The class groaned, still others seemed taken aback with the certainty that I answered with. My teacher simply chuckled. I knew I was outnumbered in the class by the collective response (including his), but I doubled down. I followed up my answer tenaciously, ready to wage ideological war, “Well, how about you, what do you think, what’s your view?” He looked at me, almost despairingly at the unfounded assurance in my demeanor, and said, “Honestly, I think if Jesus came to America, He’d be deeply disappointed with both parties and the country as a whole.”
His answer hit me like a ton of bricks. It wasn’t even a debate, but I knew I lost.
We all have our own views on various issues. Some of these views are grounded in tradition, while others are the result of personal experiences; whatever the case, all of our views should be questioned.
Now when I say questioned, what I mean is the process of asking yourself:
1. What do I believe?
2. Why do I believe it?
3. Does it make sense?
I must add that on the surface it may appear we know the answers to these questions. The reality, however, is we typically don’t spend enough time thinking critically on the views we maintain, not to mention their subsequent implications.
As such, I invite you to question your views for three very specific reasons:
You Could Be Wrong
Most people, I would venture to say, do not like to open themselves up to the possibility of being wrong on a particular topic. This is especially true when dealing with deeply held convictions. For whatever reason, we build walls around our views, unwilling to consider the prospect of error.

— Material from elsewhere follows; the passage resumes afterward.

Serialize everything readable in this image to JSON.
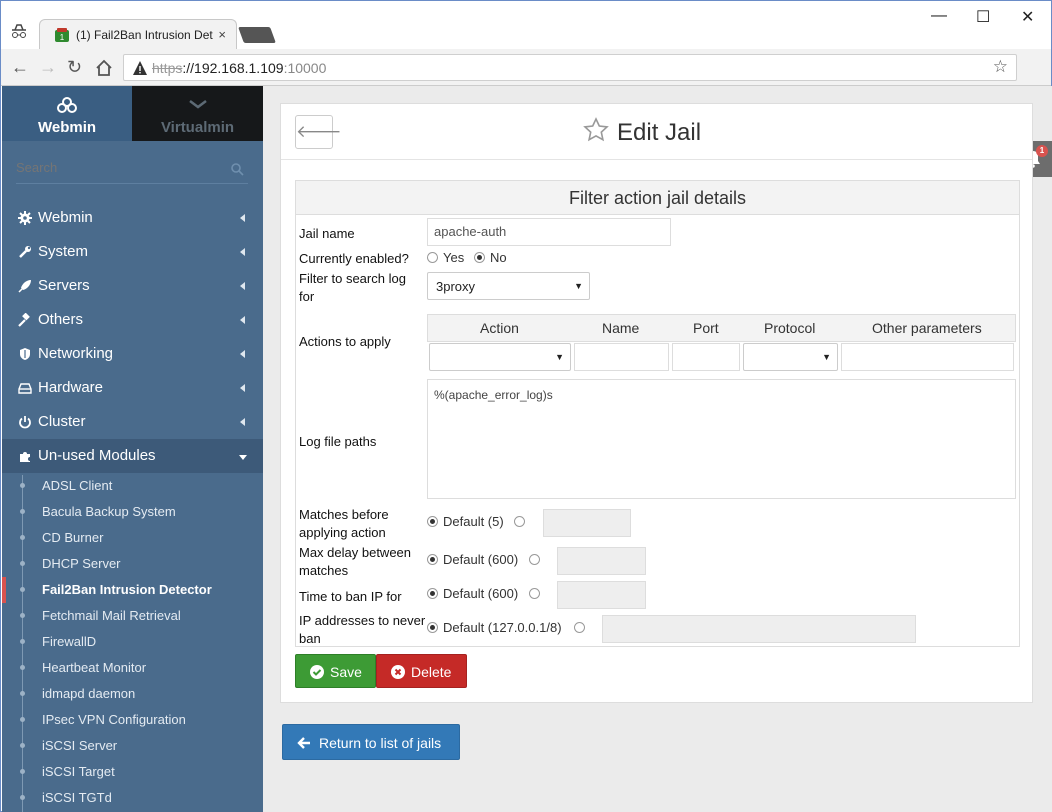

Unfortunately, in doing so, we can perpetuate a level of ignorance that is both unhealthy and senseless. It seems that if walls are built around our views, pride is the brick used to build them.
Pride is blinding. Pride distances us from others; it keeps us secluded from the rest of the world around us. That is not to say that pride does not have its moments of proper application, it just means that it can be especially detrimental to the process of understanding and interpersonal relationship building.

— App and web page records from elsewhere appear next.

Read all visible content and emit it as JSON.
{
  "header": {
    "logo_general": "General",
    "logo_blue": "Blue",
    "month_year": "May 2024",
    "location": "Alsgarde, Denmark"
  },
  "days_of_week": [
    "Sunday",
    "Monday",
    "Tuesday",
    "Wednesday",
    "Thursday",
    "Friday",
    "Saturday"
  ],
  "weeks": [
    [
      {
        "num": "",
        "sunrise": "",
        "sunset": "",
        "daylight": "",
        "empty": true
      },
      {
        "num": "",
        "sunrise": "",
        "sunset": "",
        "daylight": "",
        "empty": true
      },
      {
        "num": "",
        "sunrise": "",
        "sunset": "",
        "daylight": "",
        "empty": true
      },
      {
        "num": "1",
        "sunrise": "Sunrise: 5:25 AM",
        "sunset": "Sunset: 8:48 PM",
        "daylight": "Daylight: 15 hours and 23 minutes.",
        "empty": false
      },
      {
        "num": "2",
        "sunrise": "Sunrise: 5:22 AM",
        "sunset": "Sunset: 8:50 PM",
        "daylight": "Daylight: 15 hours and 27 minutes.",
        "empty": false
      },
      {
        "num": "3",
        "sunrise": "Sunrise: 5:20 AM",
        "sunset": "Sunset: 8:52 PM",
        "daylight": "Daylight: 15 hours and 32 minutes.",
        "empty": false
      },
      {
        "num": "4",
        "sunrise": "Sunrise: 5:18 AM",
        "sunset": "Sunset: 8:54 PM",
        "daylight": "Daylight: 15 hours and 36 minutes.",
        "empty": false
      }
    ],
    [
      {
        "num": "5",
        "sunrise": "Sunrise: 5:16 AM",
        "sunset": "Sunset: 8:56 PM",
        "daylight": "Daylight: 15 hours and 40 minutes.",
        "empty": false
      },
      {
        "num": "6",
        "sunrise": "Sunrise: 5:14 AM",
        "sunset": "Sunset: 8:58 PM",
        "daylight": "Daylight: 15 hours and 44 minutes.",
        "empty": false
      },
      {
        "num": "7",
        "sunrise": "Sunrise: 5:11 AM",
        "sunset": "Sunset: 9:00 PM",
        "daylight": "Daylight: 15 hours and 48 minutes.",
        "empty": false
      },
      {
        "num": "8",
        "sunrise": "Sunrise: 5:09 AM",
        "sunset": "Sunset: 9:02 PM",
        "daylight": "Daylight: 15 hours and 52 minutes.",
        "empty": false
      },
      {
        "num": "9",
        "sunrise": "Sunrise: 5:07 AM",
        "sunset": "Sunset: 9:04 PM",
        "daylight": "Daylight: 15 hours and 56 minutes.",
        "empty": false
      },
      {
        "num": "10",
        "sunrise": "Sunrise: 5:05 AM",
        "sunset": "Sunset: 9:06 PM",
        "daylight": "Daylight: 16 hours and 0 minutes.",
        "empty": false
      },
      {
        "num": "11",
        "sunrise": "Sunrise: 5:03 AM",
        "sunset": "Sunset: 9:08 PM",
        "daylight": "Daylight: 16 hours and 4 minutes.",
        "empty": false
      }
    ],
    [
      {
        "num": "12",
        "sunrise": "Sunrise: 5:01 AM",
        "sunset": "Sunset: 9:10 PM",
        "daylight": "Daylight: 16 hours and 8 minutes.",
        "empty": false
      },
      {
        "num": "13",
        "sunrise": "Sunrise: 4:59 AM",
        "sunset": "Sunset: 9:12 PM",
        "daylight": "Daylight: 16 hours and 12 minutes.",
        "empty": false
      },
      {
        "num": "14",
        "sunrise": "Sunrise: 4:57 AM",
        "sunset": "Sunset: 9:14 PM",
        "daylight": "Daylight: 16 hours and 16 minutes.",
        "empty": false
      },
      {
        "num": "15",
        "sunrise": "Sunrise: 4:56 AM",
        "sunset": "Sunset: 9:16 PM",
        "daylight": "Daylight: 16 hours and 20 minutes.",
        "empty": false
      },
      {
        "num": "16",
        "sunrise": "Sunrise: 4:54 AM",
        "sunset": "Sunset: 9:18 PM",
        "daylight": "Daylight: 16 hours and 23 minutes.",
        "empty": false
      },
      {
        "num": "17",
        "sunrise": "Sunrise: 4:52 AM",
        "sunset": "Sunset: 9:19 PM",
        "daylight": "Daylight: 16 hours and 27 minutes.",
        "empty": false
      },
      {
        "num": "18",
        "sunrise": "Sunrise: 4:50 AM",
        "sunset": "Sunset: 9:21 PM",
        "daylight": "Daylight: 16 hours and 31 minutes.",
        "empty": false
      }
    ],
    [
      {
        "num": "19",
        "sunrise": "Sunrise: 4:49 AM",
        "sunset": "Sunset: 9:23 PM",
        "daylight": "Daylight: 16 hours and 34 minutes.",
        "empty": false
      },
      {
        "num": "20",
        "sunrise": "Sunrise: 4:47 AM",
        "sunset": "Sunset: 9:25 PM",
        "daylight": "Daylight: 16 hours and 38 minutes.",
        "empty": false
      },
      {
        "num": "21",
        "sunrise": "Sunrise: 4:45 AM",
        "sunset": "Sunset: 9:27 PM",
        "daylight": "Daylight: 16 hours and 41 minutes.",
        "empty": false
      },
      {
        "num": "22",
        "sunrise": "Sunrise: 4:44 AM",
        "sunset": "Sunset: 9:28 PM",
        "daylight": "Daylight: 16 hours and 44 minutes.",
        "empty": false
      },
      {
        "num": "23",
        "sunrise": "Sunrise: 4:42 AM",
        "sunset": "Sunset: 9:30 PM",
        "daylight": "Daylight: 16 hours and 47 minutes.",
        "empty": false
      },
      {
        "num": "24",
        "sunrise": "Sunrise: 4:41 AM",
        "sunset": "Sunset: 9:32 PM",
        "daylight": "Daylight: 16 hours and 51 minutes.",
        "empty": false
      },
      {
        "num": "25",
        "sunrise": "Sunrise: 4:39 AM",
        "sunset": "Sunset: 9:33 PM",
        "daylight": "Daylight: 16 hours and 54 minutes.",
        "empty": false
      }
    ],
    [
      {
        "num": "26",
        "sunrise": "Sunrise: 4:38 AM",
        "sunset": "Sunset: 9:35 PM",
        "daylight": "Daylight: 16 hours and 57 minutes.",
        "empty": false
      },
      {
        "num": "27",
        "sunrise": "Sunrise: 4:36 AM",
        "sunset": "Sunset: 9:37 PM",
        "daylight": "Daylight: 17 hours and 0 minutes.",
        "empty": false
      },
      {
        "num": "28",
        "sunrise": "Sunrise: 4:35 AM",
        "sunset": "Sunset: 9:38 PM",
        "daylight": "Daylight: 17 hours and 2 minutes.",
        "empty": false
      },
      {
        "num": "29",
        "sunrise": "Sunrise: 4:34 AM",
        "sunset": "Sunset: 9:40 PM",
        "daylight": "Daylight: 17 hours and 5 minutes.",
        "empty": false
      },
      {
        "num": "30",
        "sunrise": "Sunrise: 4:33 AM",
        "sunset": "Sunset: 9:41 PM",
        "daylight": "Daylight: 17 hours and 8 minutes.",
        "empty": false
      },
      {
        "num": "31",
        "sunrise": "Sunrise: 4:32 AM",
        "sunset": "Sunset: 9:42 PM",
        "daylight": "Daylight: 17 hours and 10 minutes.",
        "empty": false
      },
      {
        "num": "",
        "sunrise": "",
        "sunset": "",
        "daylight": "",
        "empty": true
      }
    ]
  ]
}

Not only that, but pride also inhibits our own ability to see where we may be wrong on a certain topic.
It Demonstrates Real Maturity
Questioning our views is no sign of weakness. Neither is it indicative of waning faith. The willingness to question our own outlooks demonstrates a sense of selflessness; an understanding that the world is much larger and more diverse than our own comfortable corners.

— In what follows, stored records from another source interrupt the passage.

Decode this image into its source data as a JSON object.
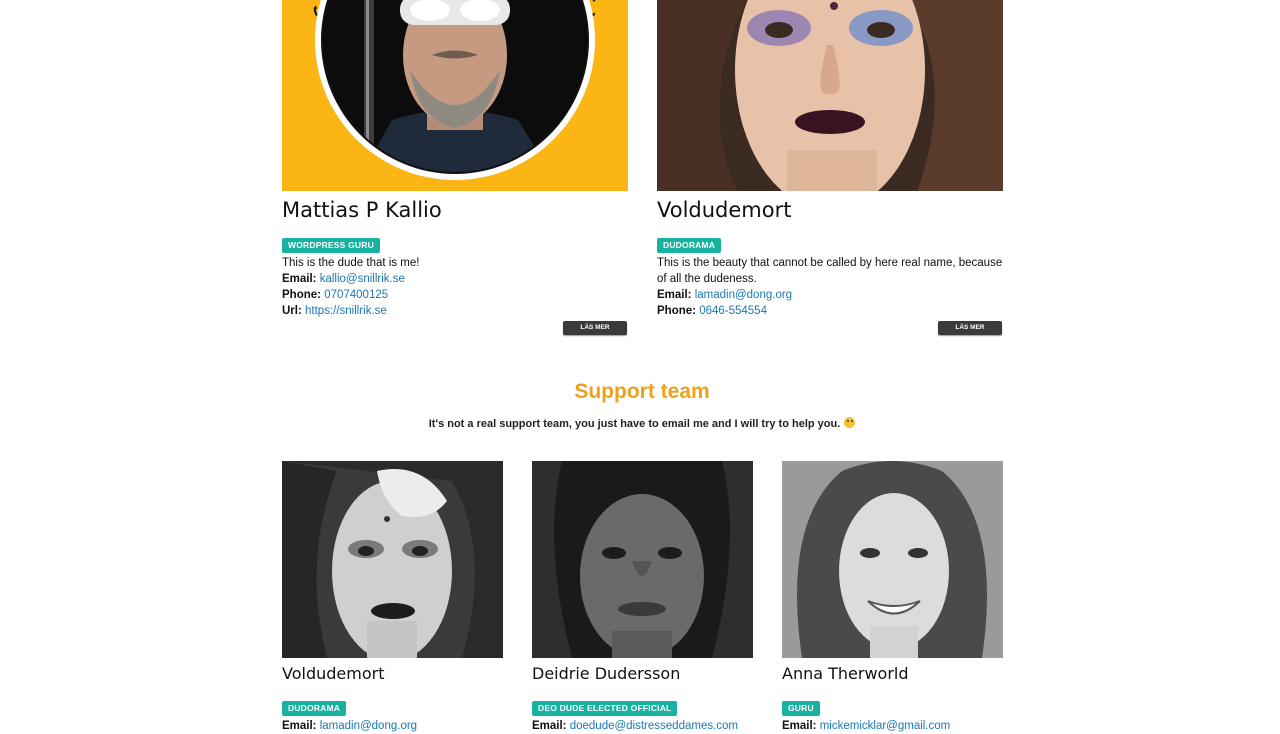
{
  "team": [
    {
      "name": "Mattias P Kallio",
      "role": "WORDPRESS GURU",
      "text": "This is the dude that is me!",
      "email_label": "Email:",
      "email": "kallio@snillrik.se",
      "phone_label": "Phone:",
      "phone": "0707400125",
      "url_label": "Url:",
      "url": "https://snillrik.se",
      "button": "LÄS MER",
      "ring_text": "SNILLRIK - SNILLRIK -"
    },
    {
      "name": "Voldudemort",
      "role": "DUDORAMA",
      "text": "This is the beauty that cannot be called by here real name, because of all the dudeness.",
      "email_label": "Email:",
      "email": "lamadin@dong.org",
      "phone_label": "Phone:",
      "phone": "0646-554554",
      "button": "LÄS MER"
    }
  ],
  "support": {
    "title": "Support team",
    "subtitle": "It's not a real support team, you just have to email me and I will try to help you.",
    "members": [
      {
        "name": "Voldudemort",
        "role": "DUDORAMA",
        "email_label": "Email:",
        "email": "lamadin@dong.org"
      },
      {
        "name": "Deidrie Dudersson",
        "role": "DEO DUDE ELECTED OFFICIAL",
        "email_label": "Email:",
        "email": "doedude@distresseddames.com"
      },
      {
        "name": "Anna Therworld",
        "role": "GURU",
        "email_label": "Email:",
        "email": "mickemicklar@gmail.com"
      }
    ]
  },
  "colors": {
    "accent": "#eba21e",
    "badge": "#17b2a0",
    "link": "#1a79b3",
    "button": "#3a3a3a",
    "logo_bg": "#fbb616"
  }
}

Real maturity is being able to question our beliefs and not be shaken to our cores. An individual who rejects the notion of questioning their views is one who has yet to discover the importance of seeking out truth.
These individuals live isolated lives, empowered by the voices within their echo chambers.
It Measures The Strength Of Your View
Any conviction, outlook or belief must be able to withstand the test of questioning.
It’s funny, this point is as practical as it gets, and yet it’s rarely exercised.
The reality is, if questioning can easily poke holes into our views, then maybe they’re not views worth having. Thus, my suggestion is to not only allow yourself but others as well to question your convictions.
Challenge your outlooks from multiple angles. Consider all the implications of applying your view. Have someone with an opposing outlook challenge you. If your conviction can hold its own, great! If it appears weak, either fortify it by substantiating your claim or replace it entirely.
I am not a fan of group identity. I am a fan of individualism. Mind you, I say that with the understanding that our individualism often leads us in the direction of particular groups.
However, what I mean specifically by individualism, is that we ought to live lives of individualistic thought. Such thinking demands a critical evaluation of our views. Fortunately, in doing so, we have the prospect of weeding out weak thinking and reinforcing sound viewpoints.
Have convictions. Have ideals. Have views, but have them be the ones that have stood the test of questioning.